The recent Gutenberg v10 released marked its 100th release. Celebrating the occasion, Riad Benguella reflects the journey that that started more than four years ago when Matt announced the project at WordCamp US 2016.
The past four years have not always been an easy journey. Shipping something this impactful is not easy, and there was precedent for keeping the editor as it was: WordPress had already tried to replace TinyMCE a couple of times already. What would be different this time around? The worry was “not much” and initially, very few people actively joined the project.Riad Benguella in WordPress Blog
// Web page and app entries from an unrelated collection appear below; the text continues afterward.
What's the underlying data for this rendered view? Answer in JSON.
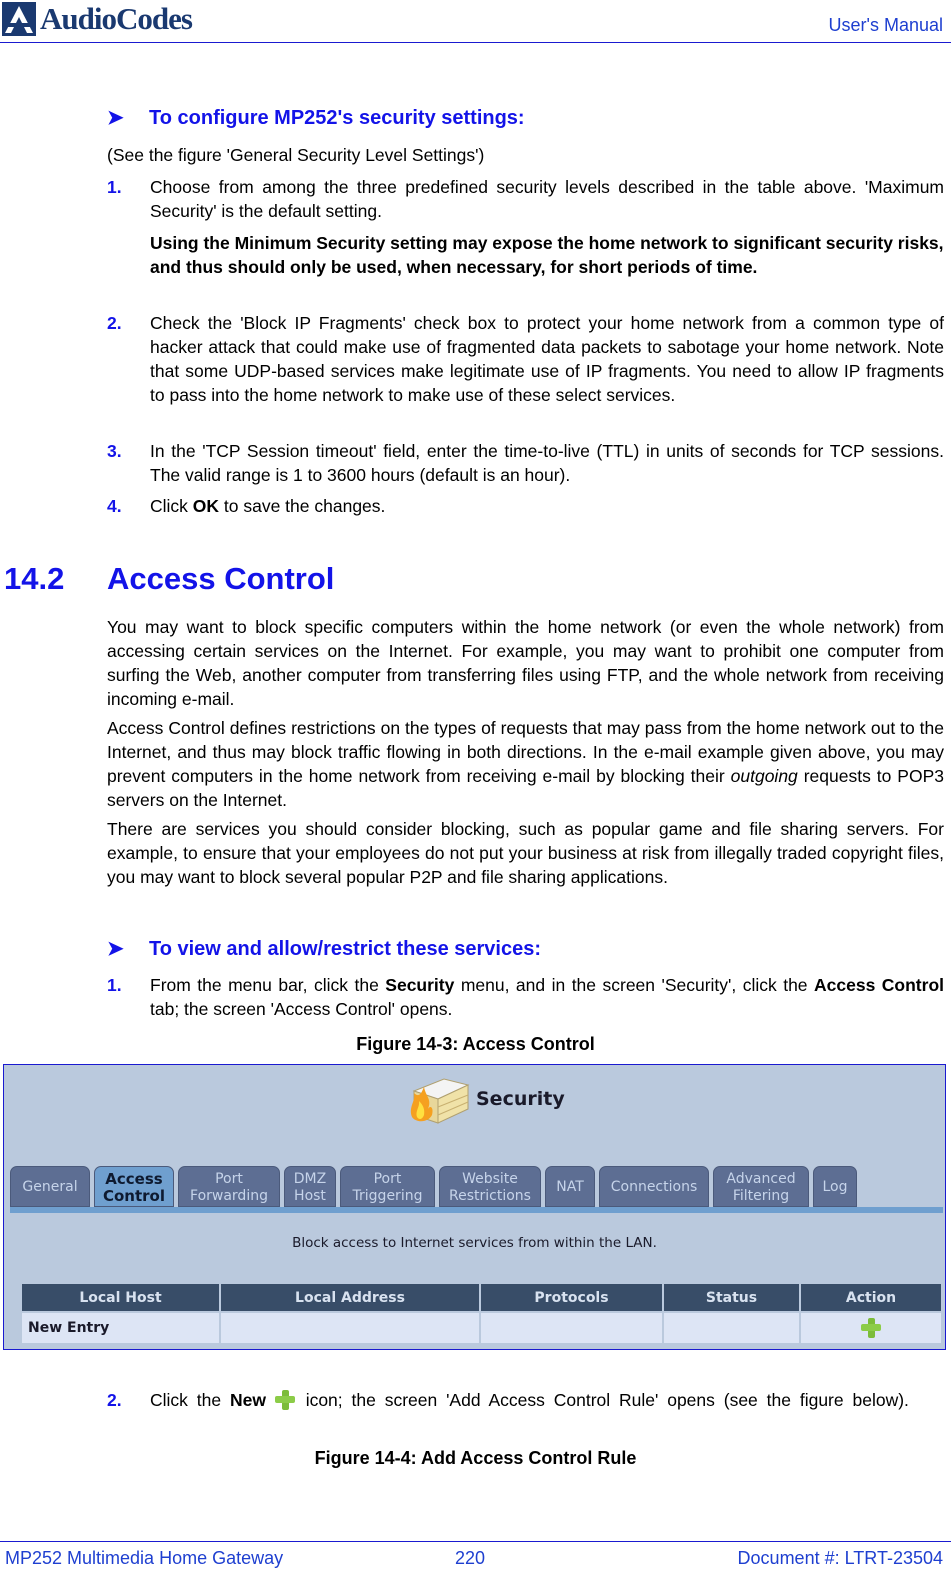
{
  "header": {
    "logo_text": "AudioCodes",
    "title": "User's Manual"
  },
  "procedure1": {
    "heading": "To configure MP252's security settings:",
    "intro": "(See the figure 'General Security Level Settings')",
    "steps": [
      {
        "num": "1.",
        "text": "Choose from among the three predefined security levels described in the table above. 'Maximum Security' is the default setting."
      },
      {
        "num": "2.",
        "text": "Check the 'Block IP Fragments' check box to protect your home network from a common type of hacker attack that could make use of fragmented data packets to sabotage your home network. Note that some UDP-based services make legitimate use of IP fragments. You need to allow IP fragments to pass into the home network to make use of these select services."
      },
      {
        "num": "3.",
        "text": "In the 'TCP Session timeout' field, enter the time-to-live (TTL) in units of seconds for TCP sessions. The valid range is 1 to 3600 hours (default is an hour)."
      },
      {
        "num": "4.",
        "text_before": "Click ",
        "bold": "OK",
        "text_after": " to save the changes."
      }
    ],
    "note": "Using the Minimum Security setting may expose the home network to significant security risks, and thus should only be used, when necessary, for short periods of time."
  },
  "section": {
    "number": "14.2",
    "title": "Access Control",
    "paragraphs": [
      "You may want to block specific computers within the home network (or even the whole network) from accessing certain services on the Internet. For example, you may want to prohibit one computer from surfing the Web, another computer from transferring files using FTP, and the whole network from receiving incoming e-mail.",
      {
        "before": "Access Control defines restrictions on the types of requests that may pass from the home network out to the Internet, and thus may block traffic flowing in both directions. In the e-mail example given above, you may prevent computers in the home network from receiving e-mail by blocking their ",
        "italic": "outgoing",
        "after": " requests to POP3 servers on the Internet."
      },
      "There are services you should consider blocking, such as popular game and file sharing servers. For example, to ensure that your employees do not put your business at risk from illegally traded copyright files, you may want to block several popular P2P and file sharing applications."
    ]
  },
  "procedure2": {
    "heading": "To view and allow/restrict these services:",
    "step1": {
      "num": "1.",
      "t1": "From the menu bar, click the ",
      "b1": "Security",
      "t2": " menu, and in the screen 'Security', click the ",
      "b2": "Access Control",
      "t3": " tab; the screen 'Access Control' opens."
    },
    "step2": {
      "num": "2.",
      "t1": "Click the ",
      "b1": "New",
      "t2": " icon; the screen 'Add Access Control Rule' opens (see the figure below)."
    }
  },
  "figure3": {
    "caption": "Figure 14-3: Access Control",
    "screen_title": "Security",
    "tabs": [
      {
        "label": "General",
        "active": false
      },
      {
        "label": "Access Control",
        "active": true
      },
      {
        "label": "Port Forwarding",
        "active": false
      },
      {
        "label": "DMZ Host",
        "active": false
      },
      {
        "label": "Port Triggering",
        "active": false
      },
      {
        "label": "Website Restrictions",
        "active": false
      },
      {
        "label": "NAT",
        "active": false
      },
      {
        "label": "Connections",
        "active": false
      },
      {
        "label": "Advanced Filtering",
        "active": false
      },
      {
        "label": "Log",
        "active": false
      }
    ],
    "description": "Block access to Internet services from within the LAN.",
    "table": {
      "columns": [
        "Local Host",
        "Local Address",
        "Protocols",
        "Status",
        "Action"
      ],
      "rows": [
        {
          "local_host": "New Entry",
          "local_address": "",
          "protocols": "",
          "status": "",
          "action_icon": "add-icon"
        }
      ]
    }
  },
  "figure4": {
    "caption": "Figure 14-4: Add Access Control Rule"
  },
  "footer": {
    "left": "MP252 Multimedia Home Gateway",
    "center": "220",
    "right": "Document #: LTRT-23504"
  },
  "colors": {
    "heading_blue": "#1313e8",
    "header_blue": "#1e3fd0",
    "logo_navy": "#1a3970",
    "screen_bg": "#bac9dd",
    "table_header": "#384d68"
  }
}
Highlighting its current status, Benguella writes “We have also made quite a few mistakes: stability wasn’t great in some releases, performance suffered in others, and accessibility as well. But we kept pushing forward, using feedback to improve the editor and the project in all aspects until its first inclusion in WordPress 5.0, and we’re still working to improve it today.”Continue reading